April is stress awareness month, an event organised by the Stress Management Society to increase public awareness about stress in the workplace.

Last year, the Health and Safety Executive (HSE) reported that for the first time work-related stress, anxiety or depression accounts for over half of all working days lost to ill health in the UK.

XpertHR says there are many reasons why employers should take active steps to prevent their employees from experiencing workplace stress, including the positive impact on areas including recruitment, retention, absence and employee engagement. It sets out five ways for employers to reduce employee stress:

Tackle excessive workloads

· Work with line managers to review each job and the way it is done with a view to introducing improvements wherever possible

· Cut out all unnecessary or duplicated work

· Ensure that workloads, targets and deadlines are realistic

· Talk to employees to review if the demands being made on them are within their individual coping resources

· Give individuals more control over their work wherever possible

Manage working hours

· If there is evidence of express or implicit pressure on employees to work consistently long hours, take action to change the culture

· Make it the responsibility of each line manager to make sure that every employee restricts their working hours to a reasonable level and takes regular breaks and annual leave

· Offer employees flexibility over their working hours and working patterns whenever possible

· Encourage employees to achieve a good work-life balance

Provide support and training

· Recognise that the amount of support and training that individuals need will vary

· Set time aside to support employees when they need it, for example after a period of absence or when newly promoted

· Ensure that employees receive sufficient coaching and training to perform their job effectively and confidently

· Offer employees training in personal stress management

Prevent bullying
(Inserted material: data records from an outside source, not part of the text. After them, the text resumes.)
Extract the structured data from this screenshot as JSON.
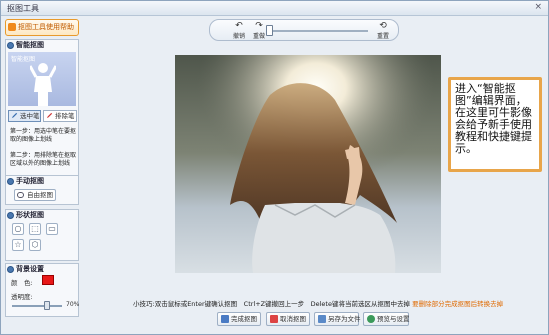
{
  "window": {
    "title": "抠图工具",
    "close_glyph": "×"
  },
  "left_panel": {
    "help_button": "抠图工具使用帮助",
    "smart": {
      "heading": "智能抠图",
      "image_label": "智能抠图",
      "keep_brush": "选中笔",
      "erase_brush": "排除笔",
      "step1": "第一步：用选中笔在要抠取的图像上划线",
      "step2": "第二步：用排除笔在抠取区域以外的图像上划线"
    },
    "manual": {
      "heading": "手动抠图",
      "button": "自由抠图"
    },
    "shape": {
      "heading": "形状抠图",
      "shapes": [
        "○",
        "⬚",
        "▭",
        "☆",
        "⬡"
      ]
    },
    "background": {
      "heading": "背景设置",
      "color_label": "颜　色:",
      "color_value": "#e81818",
      "transparency_label": "透明度:",
      "transparency_value": "70%",
      "transparency_fraction": 0.7
    }
  },
  "toolbar": {
    "undo": "撤销",
    "redo": "重做",
    "reset": "重置",
    "zoom_fraction": 0.0
  },
  "canvas": {
    "tip": "进入“智能抠图”编辑界面，在这里可牛影像会给予新手使用教程和快捷键提示。"
  },
  "bottom": {
    "tips_label": "小技巧:",
    "tips": "双击鼠标或Enter键确认抠图　Ctrl+Z键撤回上一步　Delete键将当前选区从抠图中去掉",
    "tips_link": "要删除部分完成抠图后转换去掉",
    "buttons": {
      "complete": "完成抠图",
      "cancel": "取消抠图",
      "save": "另存为文件",
      "preview": "预览与设置"
    }
  }
}
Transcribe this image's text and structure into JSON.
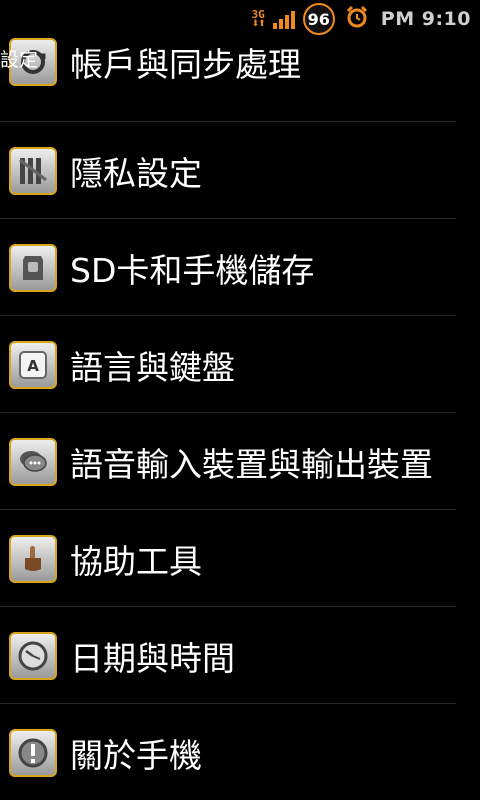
{
  "status_bar": {
    "network": "3G",
    "battery_level": "96",
    "time": "PM 9:10",
    "accent_color": "#f08a1c"
  },
  "header": {
    "title": "設定"
  },
  "settings": {
    "items": [
      {
        "label": "帳戶與同步處理",
        "icon": "sync-icon"
      },
      {
        "label": "隱私設定",
        "icon": "privacy-icon"
      },
      {
        "label": "SD卡和手機儲存",
        "icon": "sd-card-icon"
      },
      {
        "label": "語言與鍵盤",
        "icon": "keyboard-icon"
      },
      {
        "label": "語音輸入裝置與輸出裝置",
        "icon": "speech-bubble-icon"
      },
      {
        "label": "協助工具",
        "icon": "hand-pointer-icon"
      },
      {
        "label": "日期與時間",
        "icon": "clock-icon"
      },
      {
        "label": "關於手機",
        "icon": "info-icon"
      }
    ]
  }
}
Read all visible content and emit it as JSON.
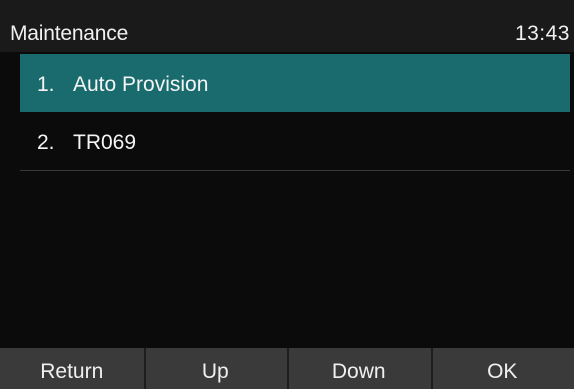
{
  "header": {
    "title": "Maintenance",
    "clock": "13:43"
  },
  "menu": {
    "items": [
      {
        "number": "1.",
        "label": "Auto Provision",
        "selected": true
      },
      {
        "number": "2.",
        "label": "TR069",
        "selected": false
      }
    ]
  },
  "softkeys": {
    "return_label": "Return",
    "up_label": "Up",
    "down_label": "Down",
    "ok_label": "OK"
  },
  "colors": {
    "selection_highlight": "#1a6b6e",
    "background": "#0b0b0b",
    "softkey_bar": "#3a3a3a"
  }
}
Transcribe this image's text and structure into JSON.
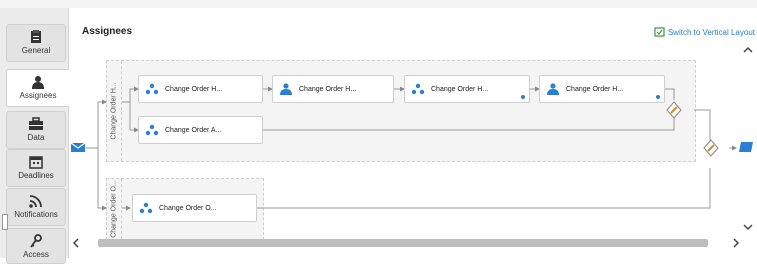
{
  "sidebar": {
    "tabs": [
      {
        "label": "General",
        "icon": "clipboard-icon",
        "active": false
      },
      {
        "label": "Assignees",
        "icon": "person-icon",
        "active": true
      },
      {
        "label": "Data",
        "icon": "briefcase-icon",
        "active": false
      },
      {
        "label": "Deadlines",
        "icon": "calendar-icon",
        "active": false
      },
      {
        "label": "Notifications",
        "icon": "rss-icon",
        "active": false
      },
      {
        "label": "Access",
        "icon": "key-icon",
        "active": false
      }
    ]
  },
  "panel": {
    "title": "Assignees",
    "switch_label": "Switch to Vertical Layout"
  },
  "lanes": [
    {
      "label": "Change Order H..."
    },
    {
      "label": "Change Order O..."
    }
  ],
  "nodes": [
    {
      "label": "Change Order H...",
      "kind": "group"
    },
    {
      "label": "Change Order H...",
      "kind": "user"
    },
    {
      "label": "Change Order H...",
      "kind": "group"
    },
    {
      "label": "Change Order H...",
      "kind": "user"
    },
    {
      "label": "Change Order A...",
      "kind": "group"
    },
    {
      "label": "Change Order O...",
      "kind": "group"
    }
  ],
  "colors": {
    "accent": "#2a7fd4",
    "link": "#2a7fd4"
  }
}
· Implement an anti-bullying/harassment policy and complaints procedure, and make sure that everyone knows that bullying and harassment will not be tolerated

· Take prompt action whenever there is any evidence of bullying behaviour, to investigate it and put a stop to it

· Take any complaints seriously

Encourage two-way communication

· Make sure that each employee knows how their job fits in with the organisation as a whole

· Ensure that staff are clear about what is expected of them in terms of objectives, job responsibilities and work standards

· Provide regular feedback to all employees on their performance

· Ensure that employees are informed, involved and, where appropriate, consulted, during periods of change

· Provide a clear route for employees to raise genuine workplace problems and make sure that everyone knows there will be no recriminations for those who do so

XpertHR says that managers need to be consistently vigilant to the possibility of employee stress, since every individual has different coping resources. In addition, employees often won’t admit to being stressed because they may feel embarrassed or guilty or fear that they will be perceived as weak or incompetent if they do so.

Managers should recognise that workplace stress is a serious issue and resolve to address it in a positive and constructive manner with a view to prevention or reduction wherever possible.

XpertHR offers further guidance on reducing stress in the good practice guide on stress management.

For more information visit: www.xperthr.co.uk